Prompt -
All lines in the material below that contain "title" should be located and copied.
◇ ◇ ◇ ◇ ◇ ◇ ◇
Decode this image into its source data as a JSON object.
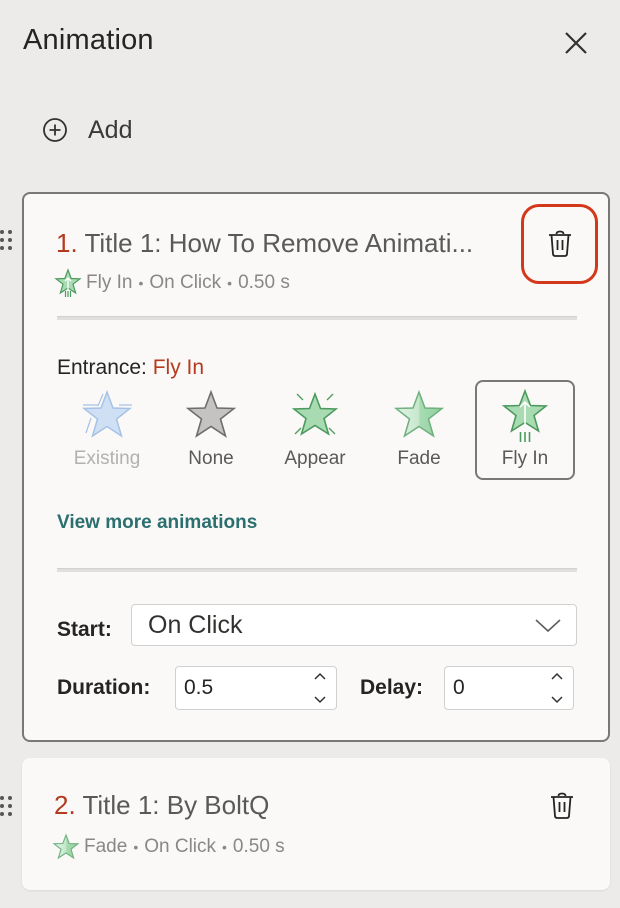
{
  "pane": {
    "title": "Animation",
    "close_icon": "close-icon",
    "add_label": "Add",
    "add_icon": "plus-circle-icon"
  },
  "items": [
    {
      "number": "1.",
      "title": "Title 1: How To Remove Animati...",
      "effect": "Fly In",
      "start": "On Click",
      "duration_text": "0.50 s",
      "separator": "•",
      "meta_icon": "fly-in-star-icon",
      "delete_icon": "trash-icon",
      "delete_highlighted": true,
      "expanded": true
    },
    {
      "number": "2.",
      "title": "Title 1: By BoltQ",
      "effect": "Fade",
      "start": "On Click",
      "duration_text": "0.50 s",
      "separator": "•",
      "meta_icon": "fade-star-icon",
      "delete_icon": "trash-icon",
      "expanded": false
    }
  ],
  "details": {
    "entrance_prefix": "Entrance:",
    "entrance_value": "Fly In",
    "effects": [
      {
        "label": "Existing",
        "icon": "existing-star-icon",
        "disabled": true,
        "selected": false
      },
      {
        "label": "None",
        "icon": "none-star-icon",
        "disabled": false,
        "selected": false
      },
      {
        "label": "Appear",
        "icon": "appear-star-icon",
        "disabled": false,
        "selected": false
      },
      {
        "label": "Fade",
        "icon": "fade-star-icon",
        "disabled": false,
        "selected": false
      },
      {
        "label": "Fly In",
        "icon": "fly-in-star-icon",
        "disabled": false,
        "selected": true
      }
    ],
    "view_more_label": "View more animations",
    "start_label": "Start:",
    "start_value": "On Click",
    "duration_label": "Duration:",
    "duration_value": "0.5",
    "delay_label": "Delay:",
    "delay_value": "0"
  },
  "colors": {
    "accent_red": "#b5391d",
    "highlight_red": "#d4381b",
    "link_teal": "#2b6f6f",
    "star_green": "#8fd19e",
    "star_blue": "#cfe0f5",
    "star_gray": "#c4c3c2"
  }
}
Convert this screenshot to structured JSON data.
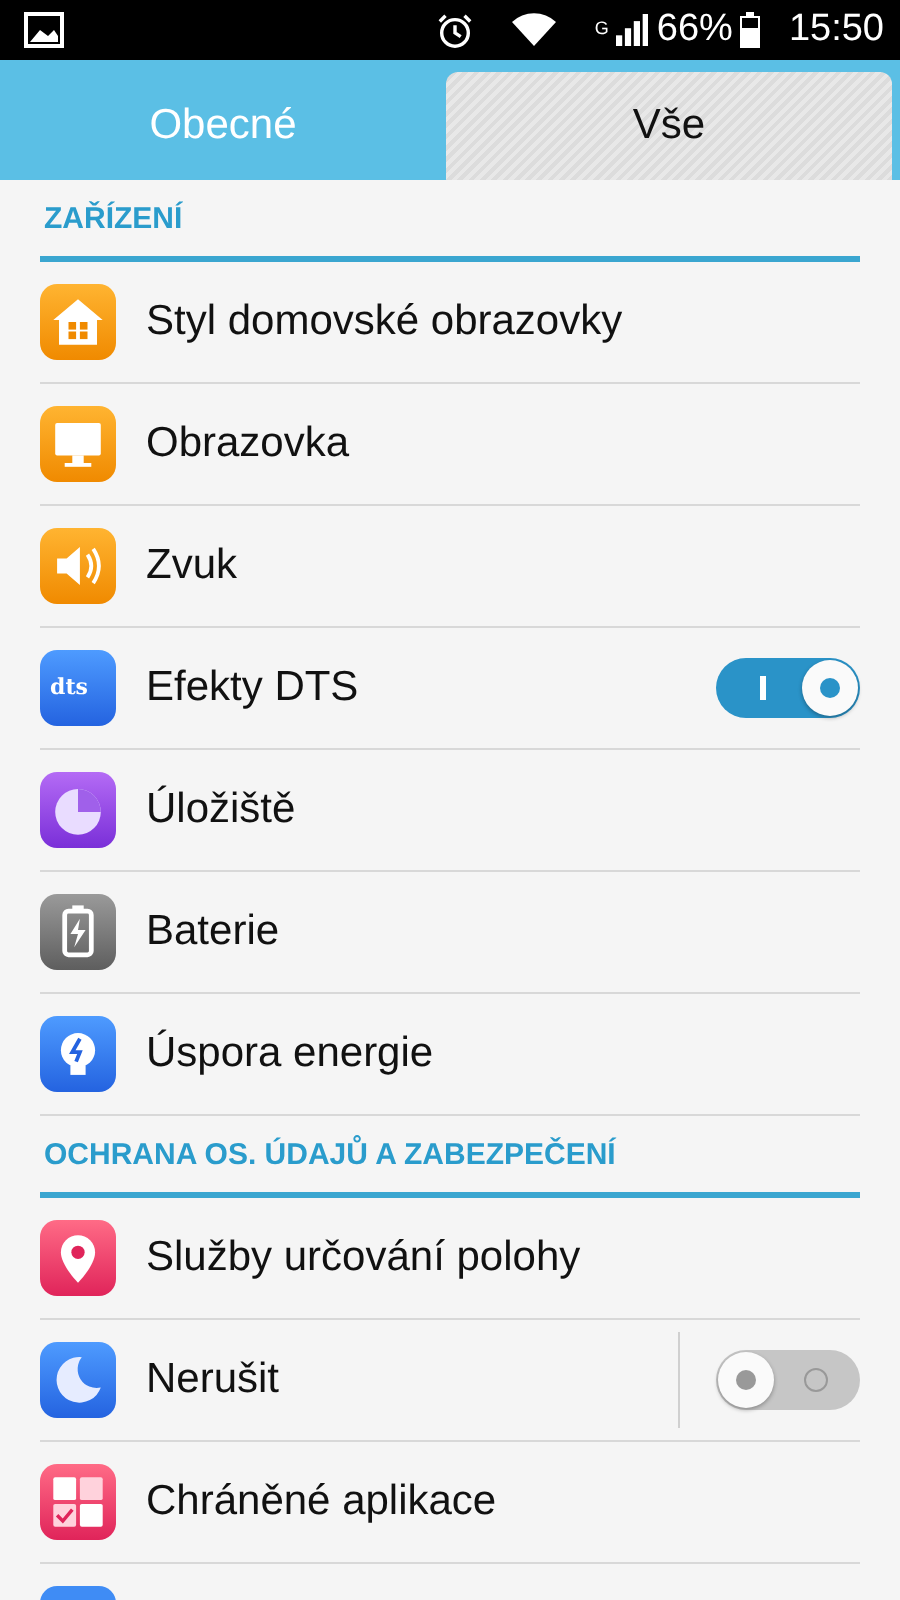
{
  "status_bar": {
    "network": "G",
    "battery": "66%",
    "time": "15:50"
  },
  "tabs": [
    {
      "label": "Obecné",
      "selected": false
    },
    {
      "label": "Vše",
      "selected": true
    }
  ],
  "sections": [
    {
      "title": "ZAŘÍZENÍ",
      "items": [
        {
          "label": "Styl domovské obrazovky",
          "kind": "link"
        },
        {
          "label": "Obrazovka",
          "kind": "link"
        },
        {
          "label": "Zvuk",
          "kind": "link"
        },
        {
          "label": "Efekty DTS",
          "kind": "toggle",
          "on": true,
          "icon_text": "dts"
        },
        {
          "label": "Úložiště",
          "kind": "link"
        },
        {
          "label": "Baterie",
          "kind": "link"
        },
        {
          "label": "Úspora energie",
          "kind": "link"
        }
      ]
    },
    {
      "title": "OCHRANA OS. ÚDAJŮ A ZABEZPEČENÍ",
      "items": [
        {
          "label": "Služby určování polohy",
          "kind": "link"
        },
        {
          "label": "Nerušit",
          "kind": "split-toggle",
          "on": false
        },
        {
          "label": "Chráněné aplikace",
          "kind": "link"
        }
      ]
    }
  ]
}
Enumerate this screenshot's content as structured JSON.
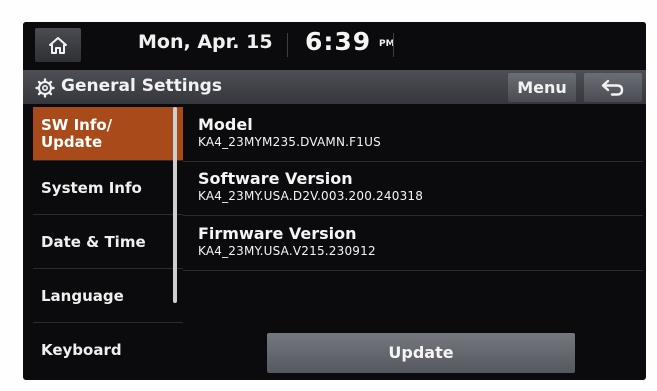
{
  "status": {
    "date": "Mon, Apr. 15",
    "time": "6:39",
    "ampm": "PM"
  },
  "header": {
    "title": "General Settings",
    "menu_label": "Menu"
  },
  "sidebar": {
    "items": [
      {
        "label": "SW Info/\nUpdate",
        "active": true
      },
      {
        "label": "System Info",
        "active": false
      },
      {
        "label": "Date & Time",
        "active": false
      },
      {
        "label": "Language",
        "active": false
      },
      {
        "label": "Keyboard",
        "active": false
      }
    ]
  },
  "details": [
    {
      "label": "Model",
      "value": "KA4_23MYM235.DVAMN.F1US"
    },
    {
      "label": "Software Version",
      "value": "KA4_23MY.USA.D2V.003.200.240318"
    },
    {
      "label": "Firmware Version",
      "value": "KA4_23MY.USA.V215.230912"
    }
  ],
  "update_label": "Update",
  "colors": {
    "accent": "#a84a1a",
    "background": "#0b0b0d"
  },
  "icons": [
    "home-icon",
    "gear-icon",
    "back-arrow-icon"
  ]
}
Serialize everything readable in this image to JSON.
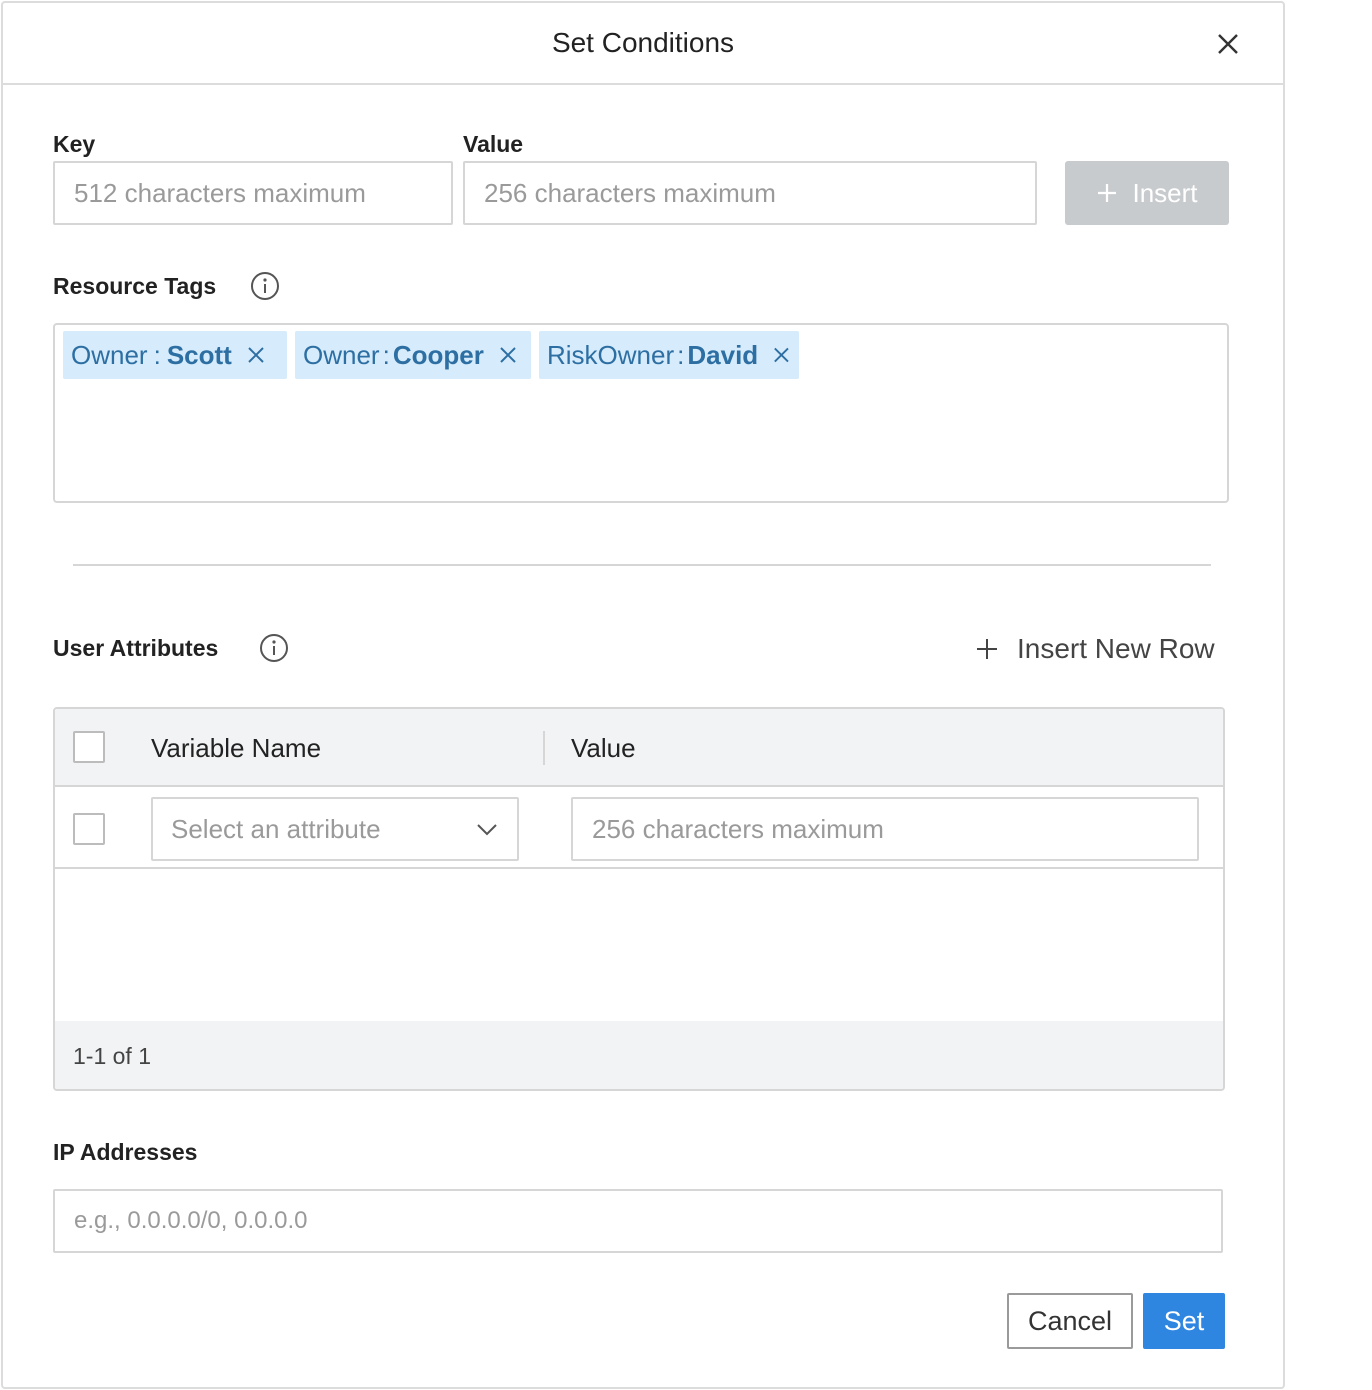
{
  "dialog": {
    "title": "Set Conditions"
  },
  "tag_input": {
    "key_label": "Key",
    "key_placeholder": "512 characters maximum",
    "value_label": "Value",
    "value_placeholder": "256 characters maximum",
    "insert_label": "Insert"
  },
  "resource_tags": {
    "label": "Resource Tags",
    "separator": ":",
    "tags": [
      {
        "key": "Owner",
        "value": "Scott"
      },
      {
        "key": "Owner",
        "value": "Cooper"
      },
      {
        "key": "RiskOwner",
        "value": "David"
      }
    ]
  },
  "user_attributes": {
    "label": "User Attributes",
    "insert_row_label": "Insert New Row",
    "columns": [
      "Variable Name",
      "Value"
    ],
    "rows": [
      {
        "select_placeholder": "Select an attribute",
        "value_placeholder": "256 characters maximum"
      }
    ],
    "pagination": "1-1 of 1"
  },
  "ip_addresses": {
    "label": "IP Addresses",
    "placeholder": "e.g., 0.0.0.0/0, 0.0.0.0"
  },
  "footer": {
    "cancel_label": "Cancel",
    "set_label": "Set"
  },
  "colors": {
    "primary": "#2f86e0",
    "tag_bg": "#d6ebfb",
    "tag_text": "#2d6fa3",
    "disabled_button": "#c8cbce"
  }
}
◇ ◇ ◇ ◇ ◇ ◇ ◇
Answer to this problem -
    "title": "Animation",
      "title": "Title 1: How To Remove Animati...",
      "title": "Title 1: By BoltQ",
      "title": "ZAŘÍZENÍ",
      "title": "OCHRANA OS. ÚDAJŮ A ZABEZPEČENÍ",
    "title": "General Settings",
    "title": "Set Conditions"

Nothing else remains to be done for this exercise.